====== GIVEN DATA
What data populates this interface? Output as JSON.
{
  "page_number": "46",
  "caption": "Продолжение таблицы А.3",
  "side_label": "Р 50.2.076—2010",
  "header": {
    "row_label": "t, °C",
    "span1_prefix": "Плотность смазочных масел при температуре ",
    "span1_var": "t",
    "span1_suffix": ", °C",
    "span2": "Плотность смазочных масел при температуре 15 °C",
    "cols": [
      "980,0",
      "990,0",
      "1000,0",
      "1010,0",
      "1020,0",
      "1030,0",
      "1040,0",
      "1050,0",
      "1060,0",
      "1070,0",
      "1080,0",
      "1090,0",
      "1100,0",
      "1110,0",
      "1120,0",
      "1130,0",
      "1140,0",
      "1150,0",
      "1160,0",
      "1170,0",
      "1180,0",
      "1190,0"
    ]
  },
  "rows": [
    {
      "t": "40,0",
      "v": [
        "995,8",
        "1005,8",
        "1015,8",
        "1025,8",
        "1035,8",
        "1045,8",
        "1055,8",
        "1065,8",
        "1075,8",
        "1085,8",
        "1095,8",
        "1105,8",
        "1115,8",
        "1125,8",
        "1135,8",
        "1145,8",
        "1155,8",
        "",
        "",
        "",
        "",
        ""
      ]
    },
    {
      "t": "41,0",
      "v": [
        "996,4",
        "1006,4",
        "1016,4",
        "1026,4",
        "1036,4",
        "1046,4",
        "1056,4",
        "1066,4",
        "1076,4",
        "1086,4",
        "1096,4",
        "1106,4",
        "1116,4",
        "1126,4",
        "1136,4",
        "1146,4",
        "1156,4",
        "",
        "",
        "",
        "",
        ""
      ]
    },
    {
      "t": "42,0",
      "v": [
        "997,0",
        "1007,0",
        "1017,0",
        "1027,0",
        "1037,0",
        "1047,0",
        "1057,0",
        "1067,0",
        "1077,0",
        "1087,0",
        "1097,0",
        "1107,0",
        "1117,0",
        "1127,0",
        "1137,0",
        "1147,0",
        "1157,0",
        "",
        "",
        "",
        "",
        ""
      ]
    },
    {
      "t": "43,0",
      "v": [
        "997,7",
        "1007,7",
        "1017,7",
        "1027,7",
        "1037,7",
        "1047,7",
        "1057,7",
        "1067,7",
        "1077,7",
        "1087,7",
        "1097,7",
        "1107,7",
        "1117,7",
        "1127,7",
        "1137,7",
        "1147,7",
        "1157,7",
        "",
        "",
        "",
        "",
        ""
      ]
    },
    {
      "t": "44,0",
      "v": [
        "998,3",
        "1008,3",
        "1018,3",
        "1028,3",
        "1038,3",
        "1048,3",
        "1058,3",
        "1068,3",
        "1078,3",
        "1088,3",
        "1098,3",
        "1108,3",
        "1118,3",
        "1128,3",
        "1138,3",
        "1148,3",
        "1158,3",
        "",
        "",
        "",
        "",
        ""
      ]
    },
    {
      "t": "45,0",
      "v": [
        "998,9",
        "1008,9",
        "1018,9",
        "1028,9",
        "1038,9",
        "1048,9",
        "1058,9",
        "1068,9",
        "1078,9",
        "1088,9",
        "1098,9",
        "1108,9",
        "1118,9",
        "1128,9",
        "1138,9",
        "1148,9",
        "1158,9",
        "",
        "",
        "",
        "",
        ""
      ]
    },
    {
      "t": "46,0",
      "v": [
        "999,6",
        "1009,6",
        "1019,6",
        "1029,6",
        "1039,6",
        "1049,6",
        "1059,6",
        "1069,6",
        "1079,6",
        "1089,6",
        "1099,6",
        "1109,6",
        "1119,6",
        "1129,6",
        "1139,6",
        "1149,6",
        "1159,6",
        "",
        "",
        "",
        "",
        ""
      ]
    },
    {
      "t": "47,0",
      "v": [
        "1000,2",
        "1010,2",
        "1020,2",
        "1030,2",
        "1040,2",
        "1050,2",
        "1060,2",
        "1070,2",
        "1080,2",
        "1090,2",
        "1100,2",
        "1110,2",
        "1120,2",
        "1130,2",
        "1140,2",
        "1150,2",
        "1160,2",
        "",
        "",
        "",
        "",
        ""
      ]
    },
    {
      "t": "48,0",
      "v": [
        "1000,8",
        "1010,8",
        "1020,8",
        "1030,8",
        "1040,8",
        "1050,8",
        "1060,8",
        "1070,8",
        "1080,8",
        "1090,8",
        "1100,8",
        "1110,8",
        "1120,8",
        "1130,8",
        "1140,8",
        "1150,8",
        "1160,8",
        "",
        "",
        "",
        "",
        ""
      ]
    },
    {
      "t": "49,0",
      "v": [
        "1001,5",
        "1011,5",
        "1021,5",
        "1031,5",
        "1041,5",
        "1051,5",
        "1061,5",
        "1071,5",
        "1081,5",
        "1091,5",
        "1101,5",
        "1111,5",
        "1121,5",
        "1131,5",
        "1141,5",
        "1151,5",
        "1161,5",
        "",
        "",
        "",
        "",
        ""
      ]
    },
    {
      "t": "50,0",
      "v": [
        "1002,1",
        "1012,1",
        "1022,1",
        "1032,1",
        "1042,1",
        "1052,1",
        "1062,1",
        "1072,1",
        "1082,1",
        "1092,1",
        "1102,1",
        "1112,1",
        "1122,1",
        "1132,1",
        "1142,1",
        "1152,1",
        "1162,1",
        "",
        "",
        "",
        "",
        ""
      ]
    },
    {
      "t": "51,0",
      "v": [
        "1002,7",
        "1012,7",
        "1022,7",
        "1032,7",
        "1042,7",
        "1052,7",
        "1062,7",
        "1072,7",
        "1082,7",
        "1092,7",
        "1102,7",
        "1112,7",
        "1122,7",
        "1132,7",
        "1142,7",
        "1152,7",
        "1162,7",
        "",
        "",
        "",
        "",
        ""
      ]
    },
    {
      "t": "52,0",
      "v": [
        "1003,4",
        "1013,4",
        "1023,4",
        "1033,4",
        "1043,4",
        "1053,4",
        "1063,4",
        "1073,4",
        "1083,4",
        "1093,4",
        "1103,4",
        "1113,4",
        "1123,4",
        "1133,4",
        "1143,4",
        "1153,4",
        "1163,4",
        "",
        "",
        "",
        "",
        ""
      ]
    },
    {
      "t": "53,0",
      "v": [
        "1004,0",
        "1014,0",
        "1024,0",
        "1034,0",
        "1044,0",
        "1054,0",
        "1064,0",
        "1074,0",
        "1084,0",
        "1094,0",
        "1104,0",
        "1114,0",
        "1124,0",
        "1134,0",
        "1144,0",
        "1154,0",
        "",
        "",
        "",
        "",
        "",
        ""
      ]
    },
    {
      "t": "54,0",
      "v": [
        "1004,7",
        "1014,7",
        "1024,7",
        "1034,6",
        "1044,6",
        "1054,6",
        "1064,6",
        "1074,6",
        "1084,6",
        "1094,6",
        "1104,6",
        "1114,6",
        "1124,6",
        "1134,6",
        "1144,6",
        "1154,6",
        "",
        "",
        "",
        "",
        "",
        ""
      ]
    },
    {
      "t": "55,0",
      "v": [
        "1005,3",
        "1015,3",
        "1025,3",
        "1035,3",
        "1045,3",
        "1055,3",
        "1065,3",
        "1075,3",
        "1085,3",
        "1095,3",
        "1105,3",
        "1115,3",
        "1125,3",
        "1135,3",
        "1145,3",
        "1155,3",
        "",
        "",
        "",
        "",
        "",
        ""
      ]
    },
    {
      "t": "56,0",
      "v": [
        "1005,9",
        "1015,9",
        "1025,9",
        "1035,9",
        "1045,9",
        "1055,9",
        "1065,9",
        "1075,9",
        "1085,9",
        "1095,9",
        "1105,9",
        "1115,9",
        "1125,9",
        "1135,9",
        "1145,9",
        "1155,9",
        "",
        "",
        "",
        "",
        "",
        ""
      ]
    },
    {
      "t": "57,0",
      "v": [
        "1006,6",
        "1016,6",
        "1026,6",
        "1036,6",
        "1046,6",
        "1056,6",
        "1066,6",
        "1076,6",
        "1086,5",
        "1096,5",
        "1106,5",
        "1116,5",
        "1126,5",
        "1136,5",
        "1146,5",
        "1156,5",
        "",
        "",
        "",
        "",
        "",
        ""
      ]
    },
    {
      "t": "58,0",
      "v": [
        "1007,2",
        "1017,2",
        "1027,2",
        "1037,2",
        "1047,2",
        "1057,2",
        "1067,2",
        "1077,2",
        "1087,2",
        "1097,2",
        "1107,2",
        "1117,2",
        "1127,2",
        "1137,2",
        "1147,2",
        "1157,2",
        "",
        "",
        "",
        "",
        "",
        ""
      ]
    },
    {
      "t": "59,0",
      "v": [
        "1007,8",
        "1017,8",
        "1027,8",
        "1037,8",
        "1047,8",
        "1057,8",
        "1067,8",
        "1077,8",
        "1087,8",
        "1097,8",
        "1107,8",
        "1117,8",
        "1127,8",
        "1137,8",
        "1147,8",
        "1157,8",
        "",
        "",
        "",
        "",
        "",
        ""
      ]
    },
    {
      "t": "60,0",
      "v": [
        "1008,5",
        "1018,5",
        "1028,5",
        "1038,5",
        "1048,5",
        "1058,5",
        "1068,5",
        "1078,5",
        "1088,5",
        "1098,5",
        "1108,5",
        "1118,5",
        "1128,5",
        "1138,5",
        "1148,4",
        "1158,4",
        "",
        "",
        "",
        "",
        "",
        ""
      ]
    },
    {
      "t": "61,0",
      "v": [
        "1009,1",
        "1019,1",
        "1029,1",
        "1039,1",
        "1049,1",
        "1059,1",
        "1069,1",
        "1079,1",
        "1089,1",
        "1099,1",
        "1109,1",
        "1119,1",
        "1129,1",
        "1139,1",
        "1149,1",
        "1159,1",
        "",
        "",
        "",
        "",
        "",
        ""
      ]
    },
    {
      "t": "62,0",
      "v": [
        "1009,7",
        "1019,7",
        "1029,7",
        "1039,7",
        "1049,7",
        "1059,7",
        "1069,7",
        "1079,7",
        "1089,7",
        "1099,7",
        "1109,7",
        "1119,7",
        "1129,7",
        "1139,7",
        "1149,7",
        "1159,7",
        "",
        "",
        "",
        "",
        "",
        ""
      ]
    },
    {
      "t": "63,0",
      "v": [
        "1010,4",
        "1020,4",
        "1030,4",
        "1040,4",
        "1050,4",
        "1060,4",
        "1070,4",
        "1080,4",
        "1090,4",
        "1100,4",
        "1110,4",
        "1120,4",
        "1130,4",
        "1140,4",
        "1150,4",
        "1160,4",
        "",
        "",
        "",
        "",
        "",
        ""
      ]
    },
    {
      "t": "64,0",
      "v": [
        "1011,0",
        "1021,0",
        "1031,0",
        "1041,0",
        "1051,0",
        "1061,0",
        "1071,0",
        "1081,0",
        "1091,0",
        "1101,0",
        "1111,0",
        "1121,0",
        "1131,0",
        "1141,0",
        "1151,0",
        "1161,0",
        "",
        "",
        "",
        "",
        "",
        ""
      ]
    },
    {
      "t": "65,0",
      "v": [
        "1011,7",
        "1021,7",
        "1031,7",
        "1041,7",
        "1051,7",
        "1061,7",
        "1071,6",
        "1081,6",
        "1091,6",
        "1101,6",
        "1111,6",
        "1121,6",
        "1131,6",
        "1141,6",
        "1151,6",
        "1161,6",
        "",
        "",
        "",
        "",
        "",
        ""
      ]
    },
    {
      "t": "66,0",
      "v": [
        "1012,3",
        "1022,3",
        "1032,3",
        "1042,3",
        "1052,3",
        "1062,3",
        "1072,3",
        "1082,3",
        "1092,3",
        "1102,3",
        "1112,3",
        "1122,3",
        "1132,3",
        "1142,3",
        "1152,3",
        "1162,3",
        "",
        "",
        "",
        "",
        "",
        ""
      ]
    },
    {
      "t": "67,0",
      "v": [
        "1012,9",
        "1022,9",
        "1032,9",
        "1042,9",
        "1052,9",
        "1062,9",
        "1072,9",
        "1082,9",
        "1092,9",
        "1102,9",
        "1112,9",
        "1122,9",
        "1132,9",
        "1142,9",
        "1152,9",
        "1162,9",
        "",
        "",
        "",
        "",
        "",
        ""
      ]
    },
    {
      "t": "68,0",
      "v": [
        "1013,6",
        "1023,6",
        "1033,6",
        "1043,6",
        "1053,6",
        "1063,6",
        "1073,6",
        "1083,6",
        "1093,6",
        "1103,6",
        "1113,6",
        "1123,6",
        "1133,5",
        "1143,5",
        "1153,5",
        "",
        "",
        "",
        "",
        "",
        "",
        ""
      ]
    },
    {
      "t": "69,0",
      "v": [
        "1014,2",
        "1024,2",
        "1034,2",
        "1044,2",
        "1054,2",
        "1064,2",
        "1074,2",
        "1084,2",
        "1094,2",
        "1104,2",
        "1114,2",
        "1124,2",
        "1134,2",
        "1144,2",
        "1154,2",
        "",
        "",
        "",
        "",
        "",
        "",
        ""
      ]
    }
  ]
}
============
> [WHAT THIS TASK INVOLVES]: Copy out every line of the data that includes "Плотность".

> [ANSWER FOR THE TASK]:
    "span1_prefix": "Плотность смазочных масел при температуре ",
    "span2": "Плотность смазочных масел при температуре 15 °C",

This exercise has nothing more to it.